__App and web page records__:
▬▬▬▬▬▬▬▬▬▬

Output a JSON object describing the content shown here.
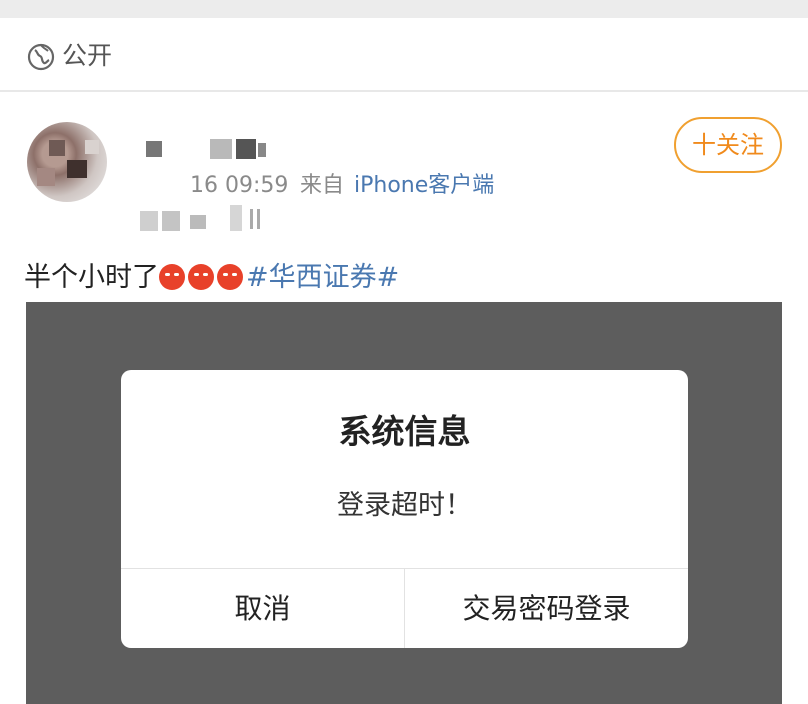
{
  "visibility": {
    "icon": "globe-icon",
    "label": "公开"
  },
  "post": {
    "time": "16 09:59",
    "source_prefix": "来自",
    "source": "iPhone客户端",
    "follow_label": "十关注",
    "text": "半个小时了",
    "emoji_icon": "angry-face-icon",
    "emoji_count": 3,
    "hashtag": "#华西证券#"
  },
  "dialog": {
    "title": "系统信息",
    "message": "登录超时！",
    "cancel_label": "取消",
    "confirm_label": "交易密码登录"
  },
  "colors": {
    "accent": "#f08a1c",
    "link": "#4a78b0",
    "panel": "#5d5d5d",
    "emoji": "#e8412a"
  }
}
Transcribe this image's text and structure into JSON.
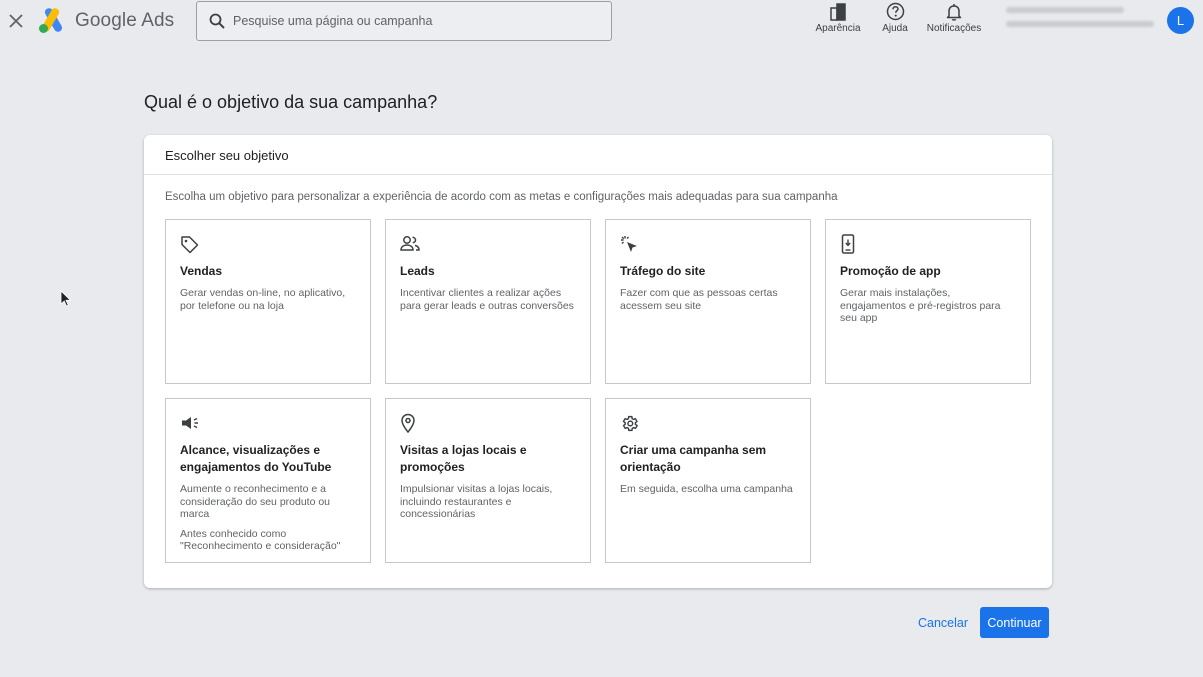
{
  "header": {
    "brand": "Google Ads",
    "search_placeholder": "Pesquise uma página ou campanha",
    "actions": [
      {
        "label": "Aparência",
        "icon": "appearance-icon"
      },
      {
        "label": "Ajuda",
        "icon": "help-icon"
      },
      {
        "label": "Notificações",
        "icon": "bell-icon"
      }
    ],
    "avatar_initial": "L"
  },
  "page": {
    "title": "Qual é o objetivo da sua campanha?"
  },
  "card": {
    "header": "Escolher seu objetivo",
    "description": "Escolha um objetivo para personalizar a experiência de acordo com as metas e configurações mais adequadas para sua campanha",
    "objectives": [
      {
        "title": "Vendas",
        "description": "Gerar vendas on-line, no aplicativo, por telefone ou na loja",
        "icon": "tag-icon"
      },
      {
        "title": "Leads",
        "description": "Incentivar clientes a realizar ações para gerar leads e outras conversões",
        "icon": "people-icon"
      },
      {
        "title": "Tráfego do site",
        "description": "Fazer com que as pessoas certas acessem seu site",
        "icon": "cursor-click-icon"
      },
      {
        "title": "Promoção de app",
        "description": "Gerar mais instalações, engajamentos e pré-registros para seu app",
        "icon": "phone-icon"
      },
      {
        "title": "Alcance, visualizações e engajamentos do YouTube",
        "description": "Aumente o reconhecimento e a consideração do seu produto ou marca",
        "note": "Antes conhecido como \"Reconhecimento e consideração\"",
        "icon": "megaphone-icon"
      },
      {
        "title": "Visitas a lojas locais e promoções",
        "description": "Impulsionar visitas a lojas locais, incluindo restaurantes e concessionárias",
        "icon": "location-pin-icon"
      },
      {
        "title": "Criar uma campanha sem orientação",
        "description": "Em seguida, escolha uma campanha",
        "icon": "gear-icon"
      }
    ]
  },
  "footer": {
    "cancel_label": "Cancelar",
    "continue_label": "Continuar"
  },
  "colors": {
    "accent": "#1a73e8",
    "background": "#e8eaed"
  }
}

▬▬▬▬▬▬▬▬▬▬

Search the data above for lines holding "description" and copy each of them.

    "description": "Escolha um objetivo para personalizar a experiência de acordo com as metas e configurações mais adequadas para sua campanha",
        "description": "Gerar vendas on-line, no aplicativo, por telefone ou na loja",
        "description": "Incentivar clientes a realizar ações para gerar leads e outras conversões",
        "description": "Fazer com que as pessoas certas acessem seu site",
        "description": "Gerar mais instalações, engajamentos e pré-registros para seu app",
        "description": "Aumente o reconhecimento e a consideração do seu produto ou marca",
        "description": "Impulsionar visitas a lojas locais, incluindo restaurantes e concessionárias",
        "description": "Em seguida, escolha uma campanha",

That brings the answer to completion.